The Octopus Has Three Hearts offers dispatches from the margins of human society. These are stories about damaged people who have committed, witnessed or survived terrible acts and who must make their way in an unforgiving world.
From a goat farmer to a suburban adulterer, a violent child to a polyamorous marine biologist, Rose’s diverse characters have little in common except a life-sustaining connection to the animal world. The octopus, dogs, pigs, chameleons, bats, parrots, rats and sugar gliders in their lives extend a measure of compassion and solace that their human communities lack.
Rachel Rose’s finely tuned sense of irony is evident in this collection, which embraces the strange and unexpected, exploring the outer limits of empathy and forgiveness. Her flawed and broken characters, who may range far from readers’ own lived experiences, reveal universal elements of the human condition and the curious redemption of the human-animal bond.
About the author
Rachel Rose is the author of four collections of poetry and a memoir, The Dog Lover Unit: Lessons in Courage from the World’s K9 Cops (St. Martin’s Press), which was shortlisted for the Arthur Ellis award for best non-fiction crime book in 2018. She is also the recipient of the Bronwen Wallace Award for fiction from The Writers’ Trust, the Pat Lowther Memorial Award, a 2014 and 2016 Pushcart Prize and a 2016 nomination for a Governor General’s Award. She is the Poet Laureate Emerita of Vancouver, poetry editor at Cascadia Magazine and a contributor for Maisonneuve Magazine. Rose’s work has appeared in numerous anthologies and publications including The Globe & Mail, American Poetry Review, Poetry, Malahat Review, Rattle, New Quarterly, Best Canadian Poetry, Monte Cristo Magazine and the Vancouver Sun. She lives in Vancouver, BC.

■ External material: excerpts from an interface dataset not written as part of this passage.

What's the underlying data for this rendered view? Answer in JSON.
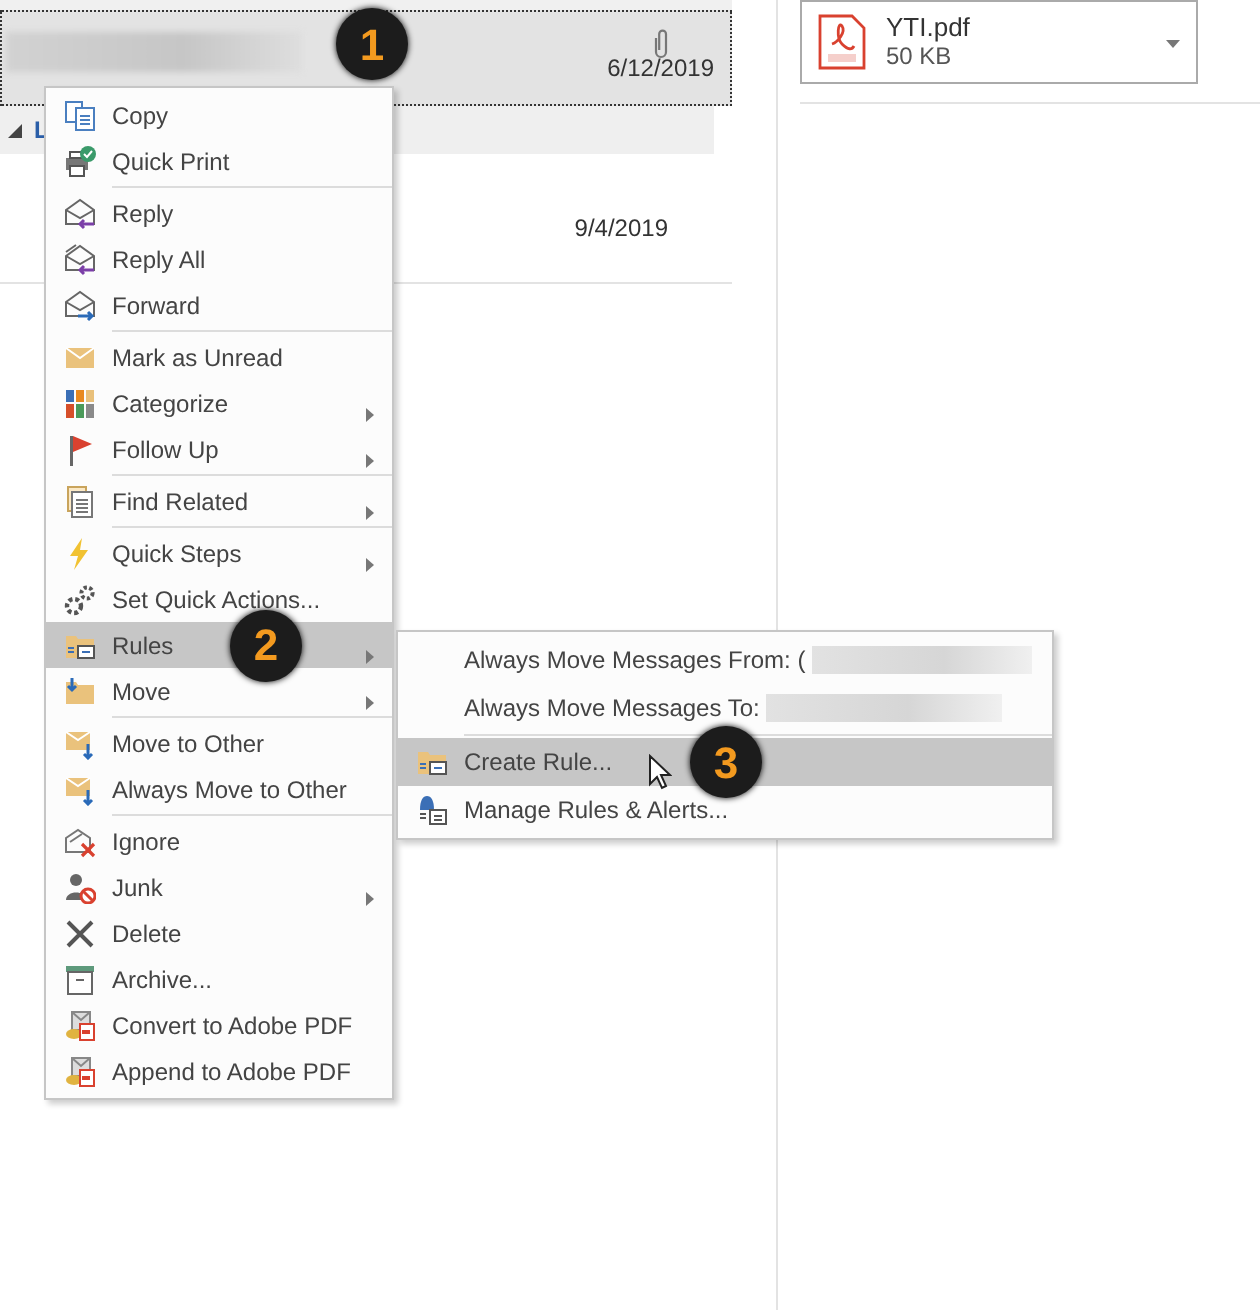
{
  "message_list": [
    {
      "kind": "message",
      "redacted": true,
      "attachment": true,
      "date": "6/12/2019",
      "selected": true,
      "callout": "1"
    },
    {
      "kind": "group",
      "label": "L",
      "expanded": true
    },
    {
      "kind": "message",
      "attachment": false,
      "date": "9/4/2019",
      "selected": false
    }
  ],
  "context_menu": {
    "groups": [
      [
        {
          "label": "Copy",
          "submenu": false,
          "selected": false
        },
        {
          "label": "Quick Print",
          "submenu": false,
          "selected": false
        }
      ],
      [
        {
          "label": "Reply",
          "submenu": false,
          "selected": false
        },
        {
          "label": "Reply All",
          "submenu": false,
          "selected": false
        },
        {
          "label": "Forward",
          "submenu": false,
          "selected": false
        }
      ],
      [
        {
          "label": "Mark as Unread",
          "submenu": false,
          "selected": false
        },
        {
          "label": "Categorize",
          "submenu": true,
          "selected": false
        },
        {
          "label": "Follow Up",
          "submenu": true,
          "selected": false
        }
      ],
      [
        {
          "label": "Find Related",
          "submenu": true,
          "selected": false
        }
      ],
      [
        {
          "label": "Quick Steps",
          "submenu": true,
          "selected": false
        },
        {
          "label": "Set Quick Actions...",
          "submenu": false,
          "selected": false
        },
        {
          "label": "Rules",
          "submenu": true,
          "selected": true,
          "callout": "2"
        },
        {
          "label": "Move",
          "submenu": true,
          "selected": false
        }
      ],
      [
        {
          "label": "Move to Other",
          "submenu": false,
          "selected": false
        },
        {
          "label": "Always Move to Other",
          "submenu": false,
          "selected": false
        }
      ],
      [
        {
          "label": "Ignore",
          "submenu": false,
          "selected": false
        },
        {
          "label": "Junk",
          "submenu": true,
          "selected": false
        },
        {
          "label": "Delete",
          "submenu": false,
          "selected": false
        },
        {
          "label": "Archive...",
          "submenu": false,
          "selected": false
        },
        {
          "label": "Convert to Adobe PDF",
          "submenu": false,
          "selected": false
        },
        {
          "label": "Append to Adobe PDF",
          "submenu": false,
          "selected": false
        }
      ]
    ]
  },
  "rules_submenu": {
    "groups": [
      [
        {
          "label": "Always Move Messages From: (",
          "redacted": true,
          "selected": false
        },
        {
          "label": "Always Move Messages To:",
          "redacted": true,
          "selected": false
        }
      ],
      [
        {
          "label": "Create Rule...",
          "selected": true,
          "callout": "3",
          "cursor": true
        },
        {
          "label": "Manage Rules & Alerts...",
          "selected": false
        }
      ]
    ]
  },
  "attachment": {
    "name": "YTI.pdf",
    "size": "50 KB",
    "kind": "pdf"
  }
}
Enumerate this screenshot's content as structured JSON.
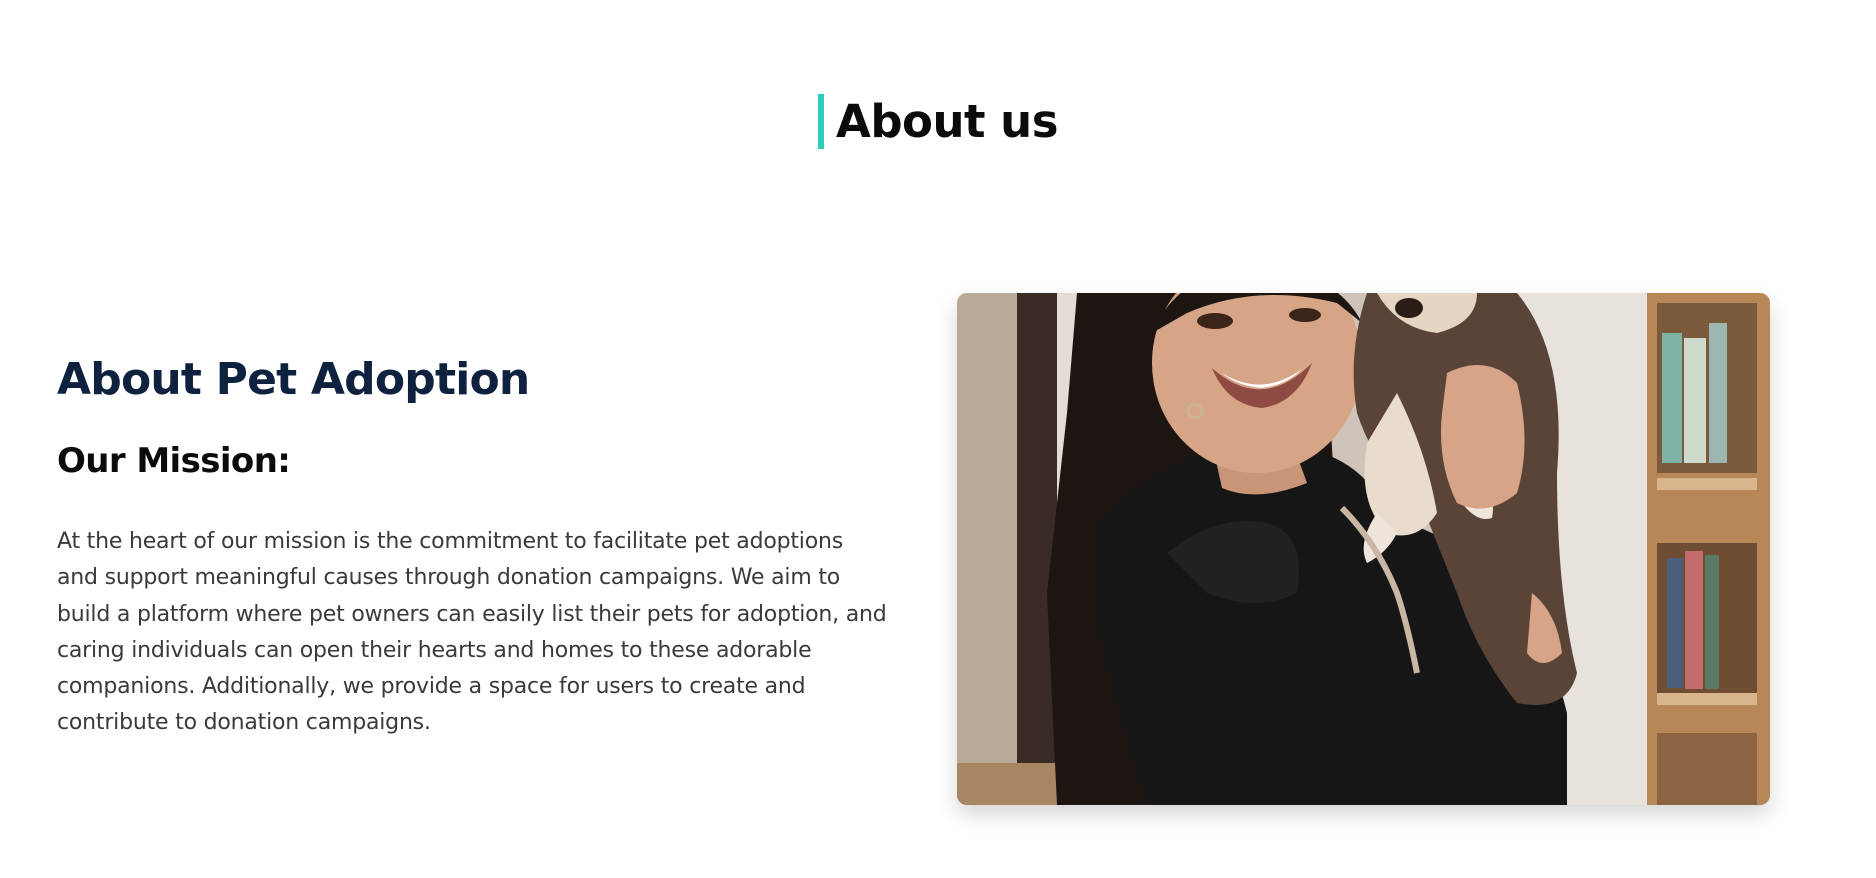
{
  "section": {
    "heading": "About us",
    "accent_color": "#2ccfb9"
  },
  "about": {
    "title": "About Pet Adoption",
    "mission_heading": "Our Mission:",
    "mission_text": "At the heart of our mission is the commitment to facilitate pet adoptions and support meaningful causes through donation campaigns. We aim to build a platform where pet owners can easily list their pets for adoption, and caring individuals can open their hearts and homes to these adorable companions. Additionally, we provide a space for users to create and contribute to donation campaigns."
  },
  "colors": {
    "title": "#0e2240",
    "body_text": "#3a3a3a"
  }
}
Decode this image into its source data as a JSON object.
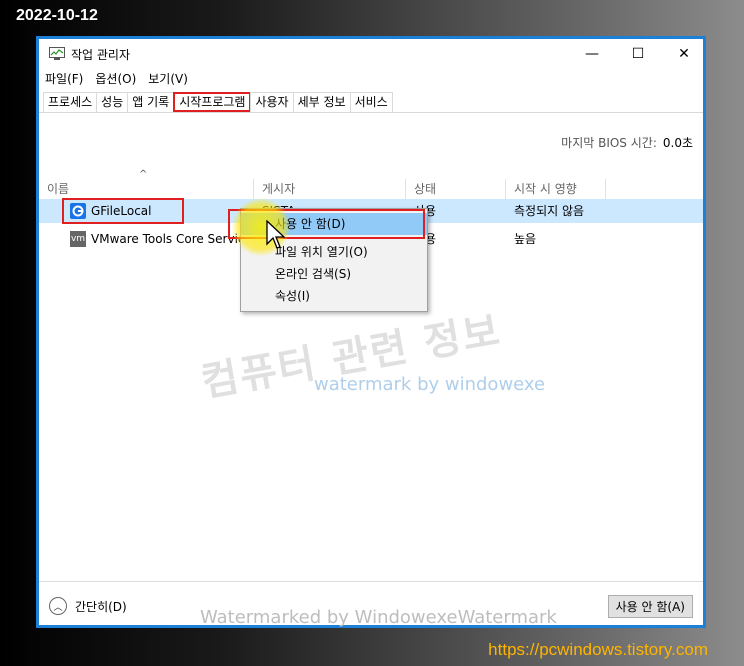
{
  "date": "2022-10-12",
  "window": {
    "title": "작업 관리자",
    "minimize": "—",
    "maximize": "☐",
    "close": "✕"
  },
  "menu": [
    "파일(F)",
    "옵션(O)",
    "보기(V)"
  ],
  "tabs": [
    "프로세스",
    "성능",
    "앱 기록",
    "시작프로그램",
    "사용자",
    "세부 정보",
    "서비스"
  ],
  "bios": {
    "label": "마지막 BIOS 시간:",
    "value": "0.0초"
  },
  "columns": [
    "이름",
    "게시자",
    "상태",
    "시작 시 영향"
  ],
  "sort_arrow": "^",
  "rows": [
    {
      "name": "GFileLocal",
      "publisher": "SISTA",
      "status": "사용",
      "impact": "측정되지 않음"
    },
    {
      "name": "VMware Tools Core Service",
      "publisher": "",
      "status": "사용",
      "impact": "높음"
    }
  ],
  "icons": {
    "row0": "gfile-icon",
    "row1": "vmware-icon",
    "vm_text": "vm"
  },
  "context_menu": [
    "사용 안 함(D)",
    "파일 위치 열기(O)",
    "온라인 검색(S)",
    "속성(I)"
  ],
  "watermarks": {
    "korean": "컴퓨터 관련 정보",
    "english": "watermark by windowexe",
    "bottom": "Watermarked by WindowexeWatermark"
  },
  "footer": {
    "fewer_details": "간단히(D)",
    "fewer_icon": "︿",
    "disable_button": "사용 안 함(A)"
  },
  "url": "https://pcwindows.tistory.com",
  "colors": {
    "accent_border": "#1e7fd8",
    "highlight_red": "#e02020",
    "selection": "#cce8ff",
    "url": "#ffb400"
  }
}
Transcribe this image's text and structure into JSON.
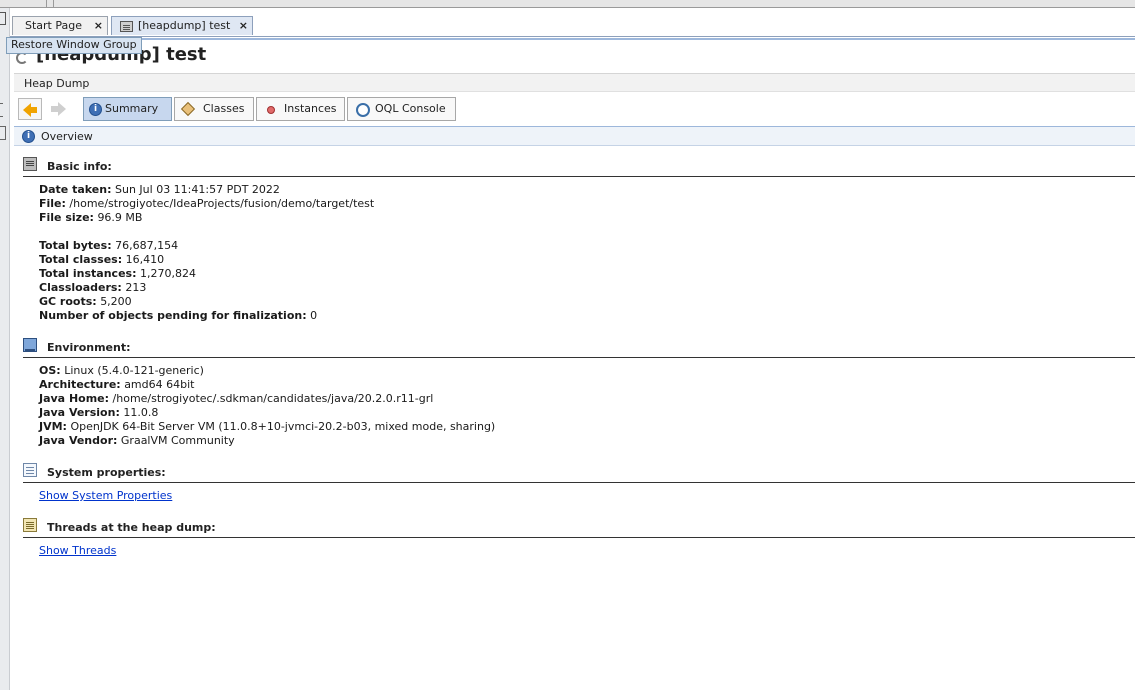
{
  "tabs": [
    {
      "label": "Start Page",
      "close": "×"
    },
    {
      "label": "[heapdump] test",
      "close": "×"
    }
  ],
  "tooltip": "Restore Window Group",
  "document": {
    "title": "[heapdump] test",
    "subtitle": "Heap Dump"
  },
  "toolbar": {
    "summary": "Summary",
    "classes": "Classes",
    "instances": "Instances",
    "oql": "OQL Console"
  },
  "overview": {
    "label": "Overview",
    "icon_glyph": "i"
  },
  "basic_info": {
    "title": "Basic info:",
    "rows": [
      {
        "label": "Date taken:",
        "value": "Sun Jul 03 11:41:57 PDT 2022"
      },
      {
        "label": "File:",
        "value": "/home/strogiyotec/IdeaProjects/fusion/demo/target/test"
      },
      {
        "label": "File size:",
        "value": "96.9 MB"
      },
      {
        "label": "Total bytes:",
        "value": "76,687,154"
      },
      {
        "label": "Total classes:",
        "value": "16,410"
      },
      {
        "label": "Total instances:",
        "value": "1,270,824"
      },
      {
        "label": "Classloaders:",
        "value": "213"
      },
      {
        "label": "GC roots:",
        "value": "5,200"
      },
      {
        "label": "Number of objects pending for finalization:",
        "value": "0"
      }
    ]
  },
  "environment": {
    "title": "Environment:",
    "rows": [
      {
        "label": "OS:",
        "value": "Linux (5.4.0-121-generic)"
      },
      {
        "label": "Architecture:",
        "value": "amd64 64bit"
      },
      {
        "label": "Java Home:",
        "value": "/home/strogiyotec/.sdkman/candidates/java/20.2.0.r11-grl"
      },
      {
        "label": "Java Version:",
        "value": "11.0.8"
      },
      {
        "label": "JVM:",
        "value": "OpenJDK 64-Bit Server VM (11.0.8+10-jvmci-20.2-b03, mixed mode, sharing)"
      },
      {
        "label": "Java Vendor:",
        "value": "GraalVM Community"
      }
    ]
  },
  "system_properties": {
    "title": "System properties:",
    "link": "Show System Properties"
  },
  "threads": {
    "title": "Threads at the heap dump:",
    "link": "Show Threads"
  }
}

- Long-listed, Scotiabank Giller Prize
"What role do animals play in the lives of people? This is the question posed by author Rachel Rose in her bold, unabashed debut short fiction ... these compassionate, skilfully written stories will undoubtedly appeal to animal lovers as well as readers of literary short stories."
Bev Sandell Greenberg, <i>Winnipeg Free Press</i>